Exercise directions -
Copy every entry word for word, but skip the pictures.

====== Working data

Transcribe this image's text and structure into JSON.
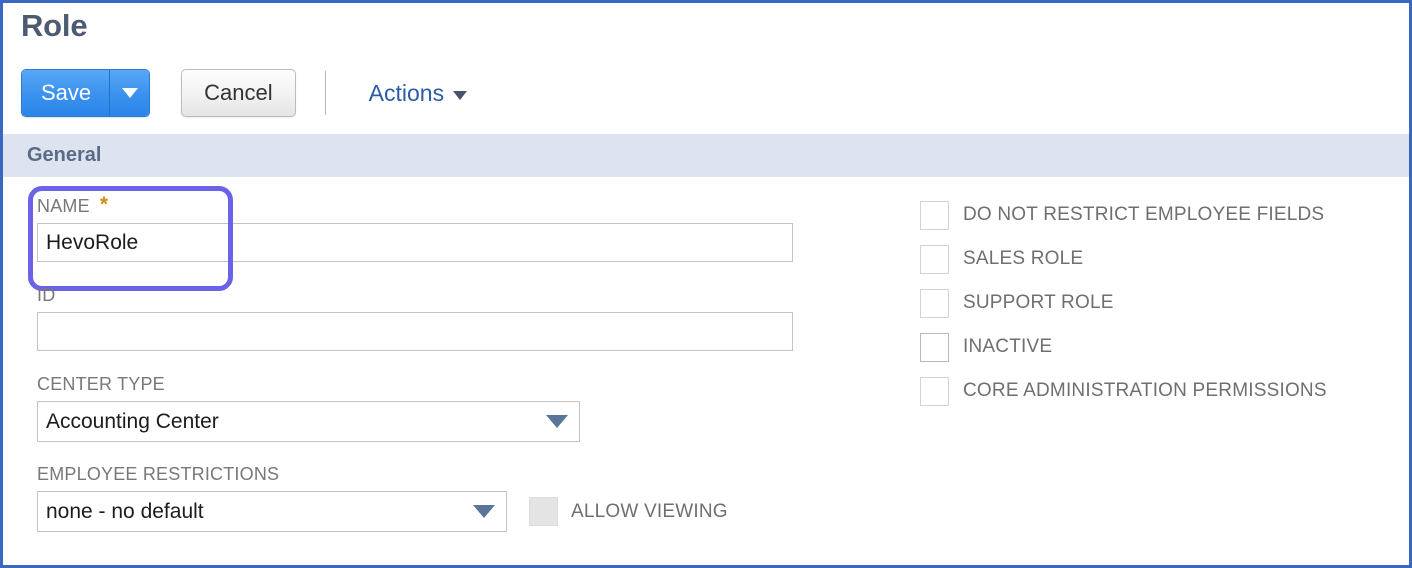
{
  "page": {
    "title": "Role",
    "border_color": "#3a68c0"
  },
  "toolbar": {
    "save_label": "Save",
    "save_dropdown_icon": "caret-down-icon",
    "cancel_label": "Cancel",
    "actions_label": "Actions",
    "actions_dropdown_icon": "caret-down-icon"
  },
  "section": {
    "general_title": "General"
  },
  "fields": {
    "name": {
      "label": "NAME",
      "required_marker": "*",
      "value": "HevoRole",
      "highlighted": true,
      "highlight_color": "#6b62e8"
    },
    "id": {
      "label": "ID",
      "value": "",
      "placeholder": ""
    },
    "center_type": {
      "label": "CENTER TYPE",
      "value": "Accounting Center",
      "dropdown_icon": "caret-down-icon"
    },
    "employee_restrictions": {
      "label": "EMPLOYEE RESTRICTIONS",
      "value": "none - no default",
      "dropdown_icon": "caret-down-icon"
    },
    "allow_viewing": {
      "label": "ALLOW VIEWING",
      "checked": false,
      "disabled": true
    }
  },
  "checkboxes": [
    {
      "label": "DO NOT RESTRICT EMPLOYEE FIELDS",
      "checked": false
    },
    {
      "label": "SALES ROLE",
      "checked": false
    },
    {
      "label": "SUPPORT ROLE",
      "checked": false
    },
    {
      "label": "INACTIVE",
      "checked": false
    },
    {
      "label": "CORE ADMINISTRATION PERMISSIONS",
      "checked": false
    }
  ]
}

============

Response area -
Transcribe this image's text and structure into JSON.
{
  "page": {
    "title": "Role",
    "border_color": "#3a68c0"
  },
  "toolbar": {
    "save_label": "Save",
    "save_dropdown_icon": "caret-down-icon",
    "cancel_label": "Cancel",
    "actions_label": "Actions",
    "actions_dropdown_icon": "caret-down-icon"
  },
  "section": {
    "general_title": "General"
  },
  "fields": {
    "name": {
      "label": "NAME",
      "required_marker": "*",
      "value": "HevoRole",
      "highlighted": true,
      "highlight_color": "#6b62e8"
    },
    "id": {
      "label": "ID",
      "value": "",
      "placeholder": ""
    },
    "center_type": {
      "label": "CENTER TYPE",
      "value": "Accounting Center",
      "dropdown_icon": "caret-down-icon"
    },
    "employee_restrictions": {
      "label": "EMPLOYEE RESTRICTIONS",
      "value": "none - no default",
      "dropdown_icon": "caret-down-icon"
    },
    "allow_viewing": {
      "label": "ALLOW VIEWING",
      "checked": false,
      "disabled": true
    }
  },
  "checkboxes": [
    {
      "label": "DO NOT RESTRICT EMPLOYEE FIELDS",
      "checked": false
    },
    {
      "label": "SALES ROLE",
      "checked": false
    },
    {
      "label": "SUPPORT ROLE",
      "checked": false
    },
    {
      "label": "INACTIVE",
      "checked": false
    },
    {
      "label": "CORE ADMINISTRATION PERMISSIONS",
      "checked": false
    }
  ]
}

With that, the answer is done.